*Not putting a greeting or a closing in an email - although I do this at times, typically...not a good idea
*Sending inappropriate email to a professional address. We all have personal email, it is for personal correspondence. That is not to say that I don't send personal messages with my professional account. If I am inviting someone to lunch or have a quick question, I see no problem sending an email using whatever account is convenient. But, sending attachments that are videos or jokes, should be sent to personal accounts.
Enough preaching...I will get off my soap box now. ;O)
Friday, January 5, 2007
If you have been a Windows user for some time, upgrading to XP made the look of your computer a bit different and sometimes hard to get used to...but Microsoft gave you an out. You can actually change your start menu to look and act like the old start menu from Windows 95 or 98 days.
To change your start menu to the classic view:
1. Right-click on your start menu
2. Select properties from the pop-up menu
3. In the dialog box that opens, click on the Start Menu tab
4. At the bottom of the screen, click on Classic Start Menu
5. Click OK
You now have a Start Menu with the look and feel that you might be used to. If you are not sure what the changes were, go back to the Start Menu properties and click on Start Menu. Then click Apply and access your Start Menu. You can easily see the difference between the new look in XP and the classic look taken from Windows 95/98.
Thursday, January 4, 2007
How many times have you talked to your computer tech and when asked what happened, you say something like, "well, first the thing was there and then the computer said I did something wrong, then it was gone."
I have to tell you, I have never had the computer tell me I have done something wrong. Also, "the thing" is a bit broad for a computer tech to decipher when troubleshooting a problem. So, to make your computer tech's life easier (and honestly, yours) you can take a screen shot of the error message so that you can show the exact error message...yes those messages actually have a purpose.
To take a picture of your entire screen, use the following keyboard command:
Command (Open Apple) + Shift + 3
This creates a file called "picture N" on your desktop (where N is a number in a sequence)
To take a picture of a selected part of your screen, use the following keyboard command:
Command + Shift + 4
You will receive cross-hairs as your cursor. Draw a box around your selection. When you let up on your mouse, this creates a file called "picture N" on your desktop (where N is a number in a sequence)
If you don't want to save a file, but copy the image to the clipboard, just add the Control key to your keyboard shortcut, then use the paste command to place the image into your document.
So, Command + Shift + Control + 3 for a screen shot capture
Command + Shift + Control + 4 for a selection capture
If you are trying to help your tech by providing them with a screen shot, use the keyboard shortcuts that save the image as a file. Then , you can attach the file in an email.

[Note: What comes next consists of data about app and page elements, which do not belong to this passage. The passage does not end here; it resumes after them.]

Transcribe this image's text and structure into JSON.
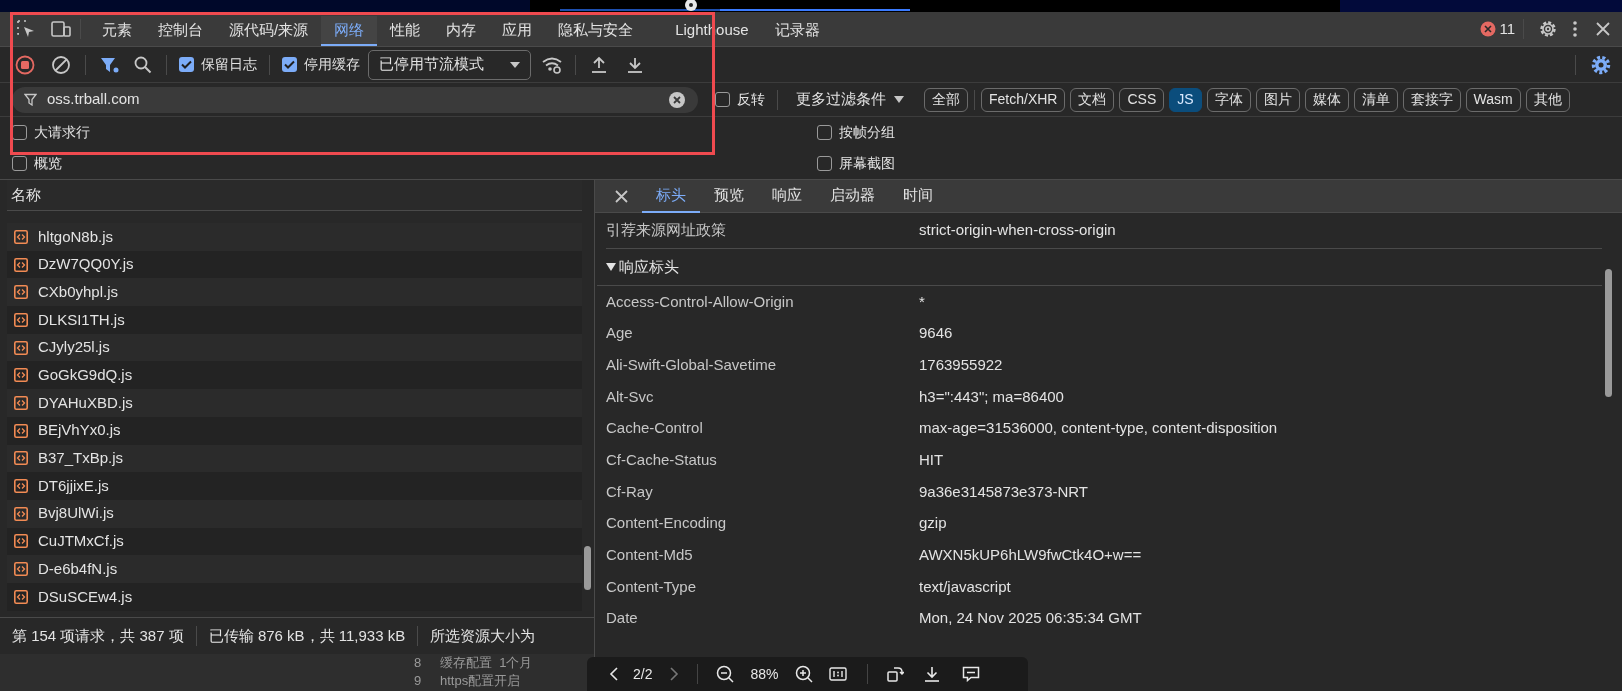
{
  "devtools_tabs": [
    {
      "label": "元素",
      "selected": false
    },
    {
      "label": "控制台",
      "selected": false
    },
    {
      "label": "源代码/来源",
      "selected": false
    },
    {
      "label": "网络",
      "selected": true
    },
    {
      "label": "性能",
      "selected": false
    },
    {
      "label": "内存",
      "selected": false
    },
    {
      "label": "应用",
      "selected": false
    },
    {
      "label": "隐私与安全",
      "selected": false
    },
    {
      "label": "Lighthouse",
      "selected": false
    },
    {
      "label": "记录器",
      "selected": false
    }
  ],
  "error_count": "11",
  "toolbar": {
    "recording": true,
    "checkboxes": [
      {
        "label": "保留日志",
        "checked": true
      },
      {
        "label": "停用缓存",
        "checked": true
      }
    ],
    "throttling": "已停用节流模式"
  },
  "filter": {
    "value": "oss.trball.com"
  },
  "invert": {
    "label": "反转",
    "checked": false
  },
  "more_filters": "更多过滤条件",
  "type_chips": [
    {
      "label": "全部",
      "selected": false
    },
    {
      "label": "Fetch/XHR",
      "selected": false
    },
    {
      "label": "文档",
      "selected": false
    },
    {
      "label": "CSS",
      "selected": false
    },
    {
      "label": "JS",
      "selected": true
    },
    {
      "label": "字体",
      "selected": false
    },
    {
      "label": "图片",
      "selected": false
    },
    {
      "label": "媒体",
      "selected": false
    },
    {
      "label": "清单",
      "selected": false
    },
    {
      "label": "套接字",
      "selected": false
    },
    {
      "label": "Wasm",
      "selected": false
    },
    {
      "label": "其他",
      "selected": false
    }
  ],
  "options": [
    {
      "label": "大请求行",
      "checked": false
    },
    {
      "label": "按帧分组",
      "checked": false
    },
    {
      "label": "概览",
      "checked": false
    },
    {
      "label": "屏幕截图",
      "checked": false
    }
  ],
  "requests": {
    "column": "名称",
    "rows": [
      "hltgoN8b.js",
      "DzW7QQ0Y.js",
      "CXb0yhpl.js",
      "DLKSI1TH.js",
      "CJyly25l.js",
      "GoGkG9dQ.js",
      "DYAHuXBD.js",
      "BEjVhYx0.js",
      "B37_TxBp.js",
      "DT6jjixE.js",
      "Bvj8UlWi.js",
      "CuJTMxCf.js",
      "D-e6b4fN.js",
      "DSuSCEw4.js"
    ]
  },
  "detail_tabs": [
    {
      "label": "标头",
      "selected": true
    },
    {
      "label": "预览",
      "selected": false
    },
    {
      "label": "响应",
      "selected": false
    },
    {
      "label": "启动器",
      "selected": false
    },
    {
      "label": "时间",
      "selected": false
    }
  ],
  "general_rows": [
    {
      "name": "引荐来源网址政策",
      "value": "strict-origin-when-cross-origin"
    }
  ],
  "response_headers": {
    "title": "响应标头",
    "expanded": true,
    "rows": [
      {
        "name": "Access-Control-Allow-Origin",
        "value": "*"
      },
      {
        "name": "Age",
        "value": "9646"
      },
      {
        "name": "Ali-Swift-Global-Savetime",
        "value": "1763955922"
      },
      {
        "name": "Alt-Svc",
        "value": "h3=\":443\"; ma=86400"
      },
      {
        "name": "Cache-Control",
        "value": "max-age=31536000, content-type, content-disposition"
      },
      {
        "name": "Cf-Cache-Status",
        "value": "HIT"
      },
      {
        "name": "Cf-Ray",
        "value": "9a36e3145873e373-NRT"
      },
      {
        "name": "Content-Encoding",
        "value": "gzip"
      },
      {
        "name": "Content-Md5",
        "value": "AWXN5kUP6hLW9fwCtk4O+w=="
      },
      {
        "name": "Content-Type",
        "value": "text/javascript"
      },
      {
        "name": "Date",
        "value": "Mon, 24 Nov 2025 06:35:34 GMT"
      }
    ]
  },
  "status_bar": [
    "第 154 项请求，共 387 项",
    "已传输 876 kB，共 11,933 kB",
    "所选资源大小为"
  ],
  "page_behind": [
    {
      "number": "8",
      "text": "缓存配置  1个月"
    },
    {
      "number": "9",
      "text": "https配置开启"
    }
  ],
  "viewer": {
    "page": "2/2",
    "zoom": "88%"
  }
}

I guarantee you will make your computer tech's life easier by providing screen shots of error messages, when you are encountering a problem on your computer.

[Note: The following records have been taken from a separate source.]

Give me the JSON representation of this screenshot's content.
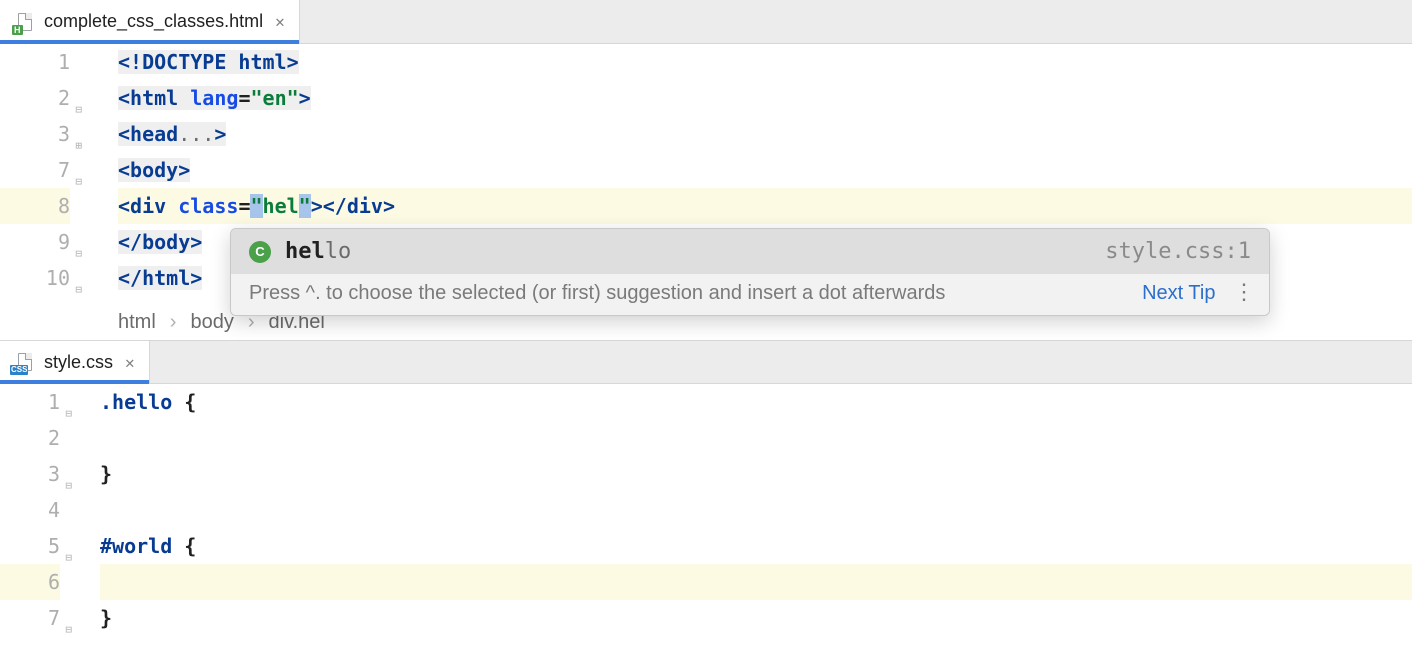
{
  "tabs": {
    "top": {
      "label": "complete_css_classes.html"
    },
    "bottom": {
      "label": "style.css"
    }
  },
  "gutter1": [
    "1",
    "2",
    "3",
    "7",
    "8",
    "9",
    "10"
  ],
  "code1": {
    "l1a": "<!DOCTYPE ",
    "l1b": "html",
    "l1c": ">",
    "l2a": "<",
    "l2b": "html ",
    "l2c": "lang",
    "l2d": "=",
    "l2e": "\"en\"",
    "l2f": ">",
    "l3a": "<",
    "l3b": "head",
    "l3c": "...",
    "l3d": ">",
    "l7a": "<",
    "l7b": "body",
    "l7c": ">",
    "l8a": "<",
    "l8b": "div ",
    "l8c": "class",
    "l8d": "=",
    "l8e": "\"",
    "l8f": "hel",
    "l8g": "\"",
    "l8h": "></",
    "l8i": "div",
    "l8j": ">",
    "l9a": "</",
    "l9b": "body",
    "l9c": ">",
    "l10a": "</",
    "l10b": "html",
    "l10c": ">"
  },
  "breadcrumb": {
    "a": "html",
    "b": "body",
    "c": "div.hel"
  },
  "popup": {
    "match": "hel",
    "rest": "lo",
    "source": "style.css:1",
    "tip": "Press ^. to choose the selected (or first) suggestion and insert a dot afterwards",
    "next": "Next Tip"
  },
  "gutter2": [
    "1",
    "2",
    "3",
    "4",
    "5",
    "6",
    "7"
  ],
  "code2": {
    "l1a": ".hello",
    "l1b": " {",
    "l3": "}",
    "l5a": "#world",
    "l5b": " {",
    "l7": "}"
  }
}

Wednesday, January 3, 2007
Happy New Year! I trust you all had a nice break and are ready to plow through the rest of the school year. Hopefully these coming blogs in January will make your job a little easier, if not your computing a little more fun.
For the month of January, my goal (notice I didn't say resolution) is to post a technology tip each day. I will try to aternate between Mac and PC tips and troubleshooting ideas.
For my first post, I will combine a Mac AND PC tip: closing multiple windows at once.
For Windows XP:
Hold down the SHIFT key as you click on the X button to close the most recent of the windows. This will close all the windows related to the one you clicked on. Notice it doesn't close ALL windows, just ALL windows that are related, for example all of your Internet Explorer windows that are currently open.
Hold the Option key down while you click on the x button of a window. The same is true for the Mac that is for the PC. You will only close related windows.
Hopefully, this little tip will help you close out of programs and shut your computer down a little quicker at the end of the day.